“Just because she thinks a compromise is the best that can get done doesn’t mean we have to accept it. We can and should still say “no” if we aren’t satisfied.”
Welcome to the Comment of the Week, where we highlight notable comments. You can help us choose our next one by replying with “comment of the week” to any comment you deem worthy.
This week we highlight a comment “Ross Williams” wrote in response to our story on Metro President Lynn Peterson’s State of Transportation in the Region address at the Oregon Active Transportation Summit earlier this week.
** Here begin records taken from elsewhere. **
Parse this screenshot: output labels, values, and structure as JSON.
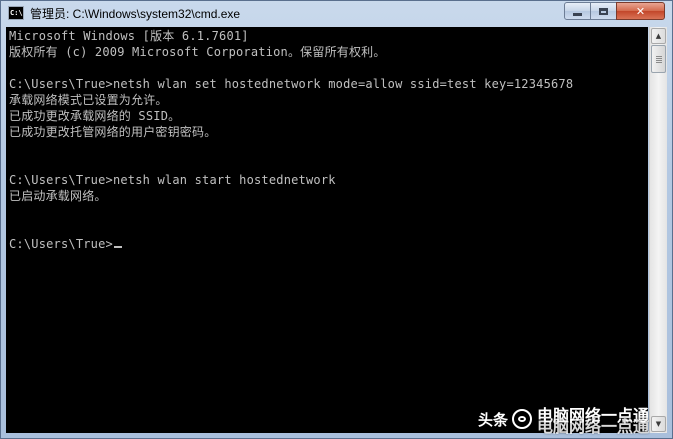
{
  "window": {
    "title": "管理员: C:\\Windows\\system32\\cmd.exe",
    "icon_label": "C:\\"
  },
  "buttons": {
    "minimize": "minimize",
    "maximize": "maximize",
    "close": "✕"
  },
  "console": {
    "lines": [
      "Microsoft Windows [版本 6.1.7601]",
      "版权所有 (c) 2009 Microsoft Corporation。保留所有权利。",
      "",
      "C:\\Users\\True>netsh wlan set hostednetwork mode=allow ssid=test key=12345678",
      "承载网络模式已设置为允许。",
      "已成功更改承载网络的 SSID。",
      "已成功更改托管网络的用户密钥密码。",
      "",
      "",
      "C:\\Users\\True>netsh wlan start hostednetwork",
      "已启动承载网络。",
      "",
      "",
      "C:\\Users\\True>"
    ],
    "text_color": "#c0c0c0",
    "background": "#000000"
  },
  "scrollbar": {
    "up_arrow": "▲",
    "down_arrow": "▼"
  },
  "watermark": {
    "brand": "头条",
    "line1": "电脑网络一点通",
    "line2": "电脑网络一点通"
  }
}
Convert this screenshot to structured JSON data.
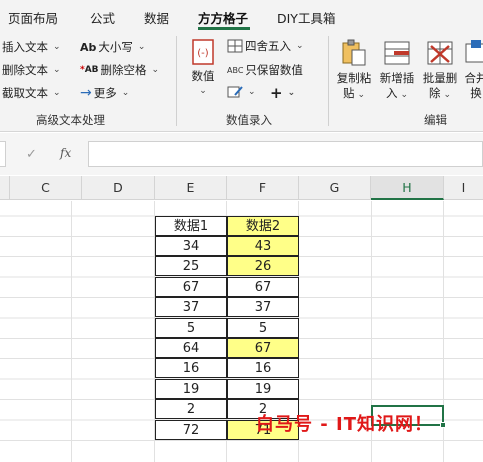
{
  "menu": {
    "tabs": [
      "页面布局",
      "公式",
      "数据",
      "方方格子",
      "DIY工具箱"
    ],
    "active": "方方格子"
  },
  "ribbon": {
    "text_group": {
      "insert_text": "插入文本",
      "delete_text": "删除文本",
      "extract_text": "截取文本",
      "case": "大小写",
      "delete_space": "删除空格",
      "more": "更多",
      "group_label": "高级文本处理"
    },
    "data_group": {
      "value_btn": "数值",
      "round": "四舍五入",
      "keep_values": "只保留数值",
      "group_label": "数值录入"
    },
    "edit_group": {
      "copy_paste_1": "复制粘",
      "copy_paste_2": "贴",
      "add_insert_1": "新增插",
      "add_insert_2": "入",
      "batch_delete_1": "批量删",
      "batch_delete_2": "除",
      "merge_1": "合并",
      "merge_2": "换",
      "group_label": "编辑"
    }
  },
  "formula_bar": {
    "fx": "fx",
    "content": ""
  },
  "columns": [
    "C",
    "D",
    "E",
    "F",
    "G",
    "H",
    "I"
  ],
  "selected_column": "H",
  "table": {
    "header": [
      "数据1",
      "数据2"
    ],
    "rows": [
      {
        "a": "34",
        "b": "43",
        "hl": true
      },
      {
        "a": "25",
        "b": "26",
        "hl": true
      },
      {
        "a": "67",
        "b": "67",
        "hl": false
      },
      {
        "a": "37",
        "b": "37",
        "hl": false
      },
      {
        "a": "5",
        "b": "5",
        "hl": false
      },
      {
        "a": "64",
        "b": "67",
        "hl": true
      },
      {
        "a": "16",
        "b": "16",
        "hl": false
      },
      {
        "a": "19",
        "b": "19",
        "hl": false
      },
      {
        "a": "2",
        "b": "2",
        "hl": false
      },
      {
        "a": "72",
        "b": "71",
        "hl": true
      }
    ]
  },
  "watermark": "白马号 - IT知识网！",
  "colors": {
    "accent": "#217346",
    "highlight": "#ffff88",
    "watermark": "#e01818"
  }
}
There were a number of strong comments to choose from, but Ross’s comment stood out for a couple of reasons. Not only did it specifically address issues raised in the article, it also stepped back to take a longer view of megaprojects and public support in general. Ross’s comment brought perspective to the topic, and maintained a reassuring and respectful tone.
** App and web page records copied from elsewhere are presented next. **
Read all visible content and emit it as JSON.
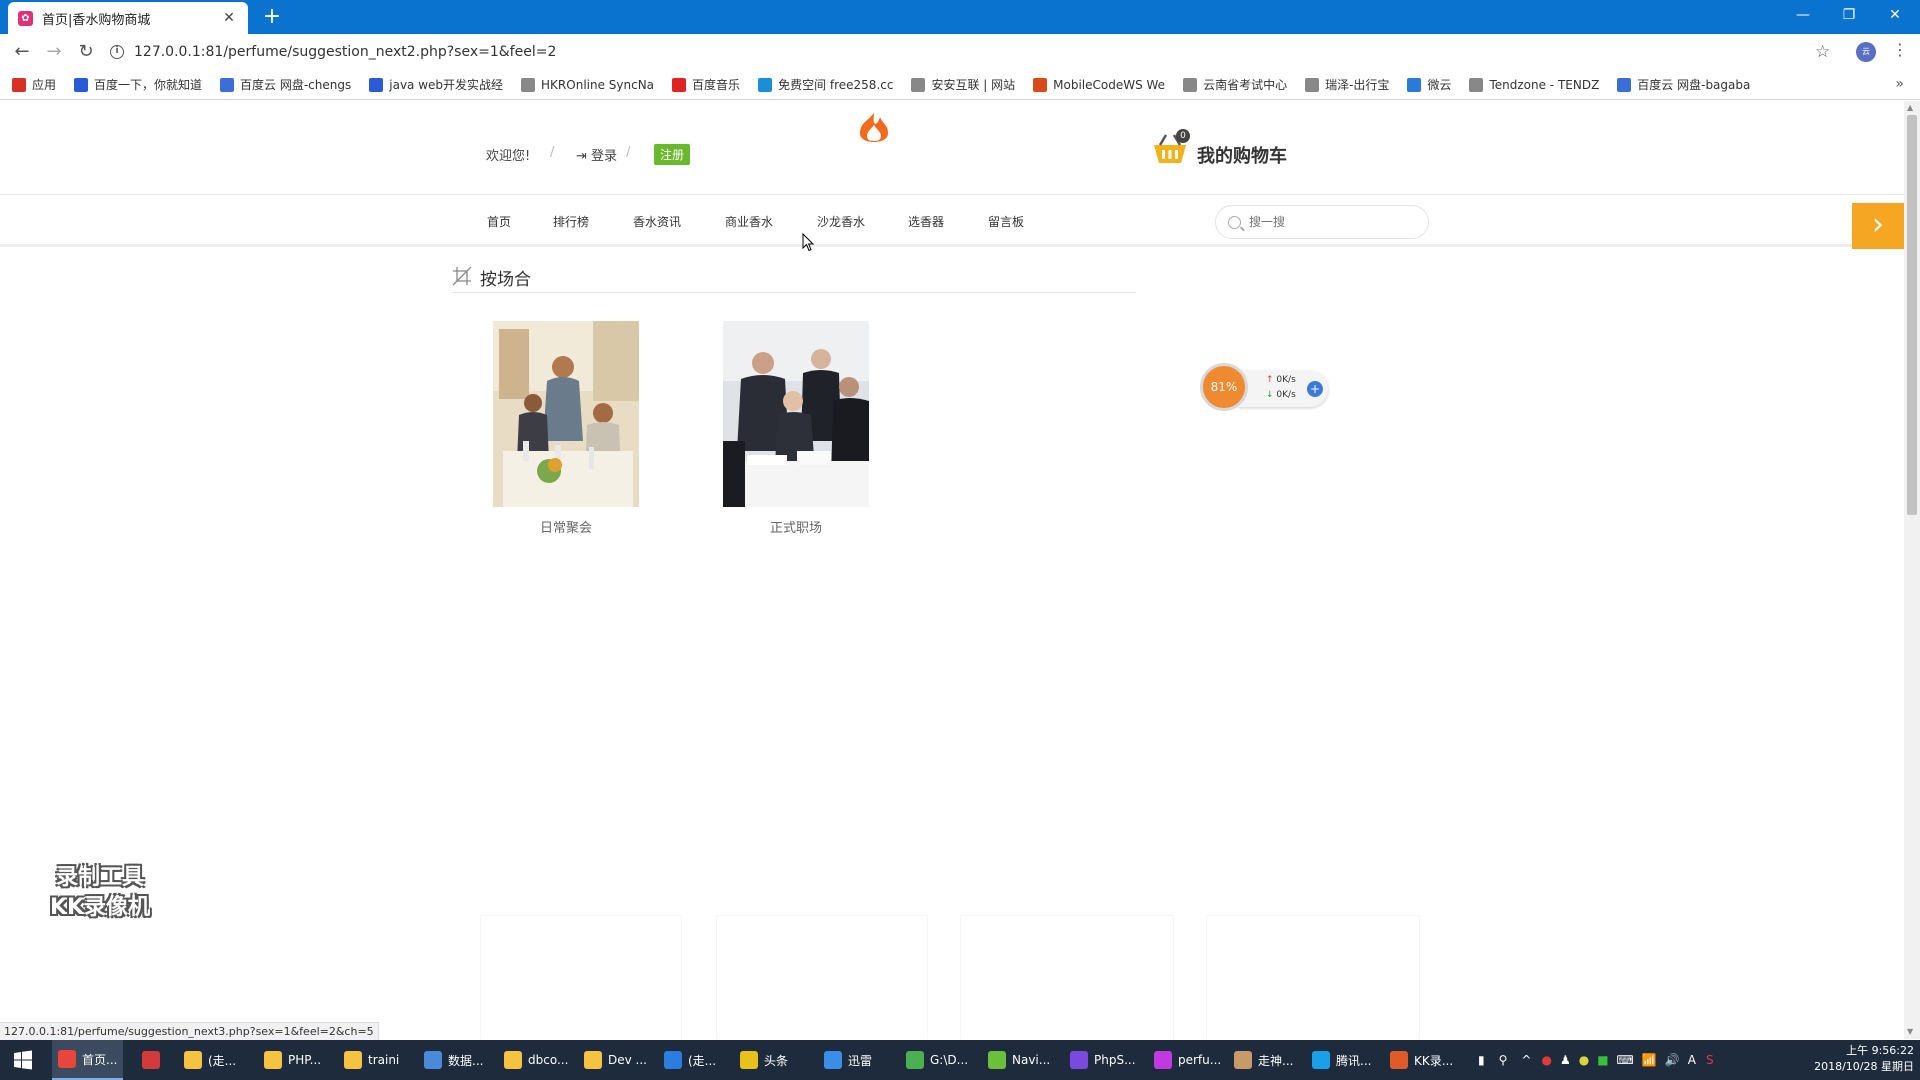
{
  "browser": {
    "tab_title": "首页|香水购物商城",
    "url": "127.0.0.1:81/perfume/suggestion_next2.php?sex=1&feel=2",
    "status_url": "127.0.0.1:81/perfume/suggestion_next3.php?sex=1&feel=2&ch=5"
  },
  "bookmarks": [
    {
      "label": "应用",
      "icon": "apps-icon",
      "color": "#d93025"
    },
    {
      "label": "百度一下，你就知道",
      "icon": "baidu-icon",
      "color": "#2a5bd7"
    },
    {
      "label": "百度云 网盘-chengs",
      "icon": "baiduyun-icon",
      "color": "#3b6fd8"
    },
    {
      "label": "java web开发实战经",
      "icon": "baidu-icon",
      "color": "#2a5bd7"
    },
    {
      "label": "HKROnline SyncNa",
      "icon": "page-icon",
      "color": "#888888"
    },
    {
      "label": "百度音乐",
      "icon": "music-icon",
      "color": "#e02424"
    },
    {
      "label": "免费空间 free258.cc",
      "icon": "globe-icon",
      "color": "#1a8fd8"
    },
    {
      "label": "安安互联 | 网站",
      "icon": "page-icon",
      "color": "#888888"
    },
    {
      "label": "MobileCodeWS We",
      "icon": "codews-icon",
      "color": "#d84a1a"
    },
    {
      "label": "云南省考试中心",
      "icon": "page-icon",
      "color": "#888888"
    },
    {
      "label": "瑞泽-出行宝",
      "icon": "page-icon",
      "color": "#888888"
    },
    {
      "label": "微云",
      "icon": "weiyun-icon",
      "color": "#2a7ad8"
    },
    {
      "label": "Tendzone - TENDZ",
      "icon": "page-icon",
      "color": "#888888"
    },
    {
      "label": "百度云 网盘-bagaba",
      "icon": "baiduyun-icon",
      "color": "#3b6fd8"
    }
  ],
  "site": {
    "welcome": "欢迎您!",
    "separator": "/",
    "login": "登录",
    "register": "注册",
    "cart_count": "0",
    "cart_label": "我的购物车",
    "nav": [
      "首页",
      "排行榜",
      "香水资讯",
      "商业香水",
      "沙龙香水",
      "选香器",
      "留言板"
    ],
    "search_placeholder": "搜一搜",
    "side_arrow": "›",
    "section_title": "按场合",
    "products": [
      {
        "caption": "日常聚会"
      },
      {
        "caption": "正式职场"
      }
    ]
  },
  "speed_widget": {
    "percent": "81%",
    "upload": "0K/s",
    "download": "0K/s"
  },
  "watermark": {
    "line1": "录制工具",
    "line2": "KK录像机"
  },
  "taskbar": {
    "items": [
      {
        "label": "首页...",
        "color": "#e8453c",
        "active": true
      },
      {
        "label": "",
        "color": "#d33a3a"
      },
      {
        "label": "(走...",
        "color": "#f5c242"
      },
      {
        "label": "PHP...",
        "color": "#f5c242"
      },
      {
        "label": "traini",
        "color": "#f5c242"
      },
      {
        "label": "数据...",
        "color": "#4a8ad8"
      },
      {
        "label": "dbco...",
        "color": "#f5c242"
      },
      {
        "label": "Dev ...",
        "color": "#f5c242"
      },
      {
        "label": "(走...",
        "color": "#2b7de0"
      },
      {
        "label": "头条",
        "color": "#e8c21a"
      },
      {
        "label": "迅雷",
        "color": "#3a8ee8"
      },
      {
        "label": "G:\\D...",
        "color": "#4caf50"
      },
      {
        "label": "Navi...",
        "color": "#6ac03a"
      },
      {
        "label": "PhpS...",
        "color": "#7a4ae0"
      },
      {
        "label": "perfu...",
        "color": "#c03ae0"
      },
      {
        "label": "走神...",
        "color": "#c89a6a"
      },
      {
        "label": "腾讯...",
        "color": "#1aa0e8"
      },
      {
        "label": "KK录...",
        "color": "#e05a2a"
      }
    ],
    "time": "上午 9:56:22",
    "date": "2018/10/28 星期日"
  }
}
Here’s what Ross wrote:
If the need is real, “No” is always a temporary answer and it often leads to a much better “Yes”. You can see that with the light rail lines to Clackamas County. A good creative solution to I5’s real problems will eventually come out of a determined “No” to bad solutions that will simply make the situation worse. Part of the problem now is that the region said yes to the ill-considered decision 20 years ago to widen I5 at Lombard. That generated extra traffic both at the bridge and at the Rose Quarter.
While I understand the appeal of congestion pricing, I don’t think it really fixes the problem. It assumes that there will always be enough people who are price sensitive and will change their behavior in the way you want in order to save some money. And it assumes that the only problem exists when too many people use the bridge at the same time. But even more free flowing traffic is a problem both for the climate and for people who live in Portland.
The idea that if someone can afford it we should let them do it is not going to solve the climate problem. As an extreme example, you aren’t going to get Bill Gates out of his private jet by raising the cost. But you don’t need Bill Gates wealth to not let a toll inconvenience you.
Lynn Peterson is doing what good politicians do, trying to bring people to YES so we can move forward. As activists we can demand the project we want or no project at all, but leaders eventually need to get to 50%. That involves compromises. I certainly trust her more than most politicians to make that judgment. But just because she thinks a compromise is the best that can get done doesn’t mean we have to accept it. We can and should still say “No” if we aren’t satisfied.
Thank you Ross!
You can help us find future comments by replying with “comment of the week” to any comment you think deserves the recognition.
Lisa Caballero has lived in SW Portland for over 20 years. She is on the Transportation Committee of her neighborhood association, the Southwest Hills Residential League (SWHRL) and can be reached at email@example.com.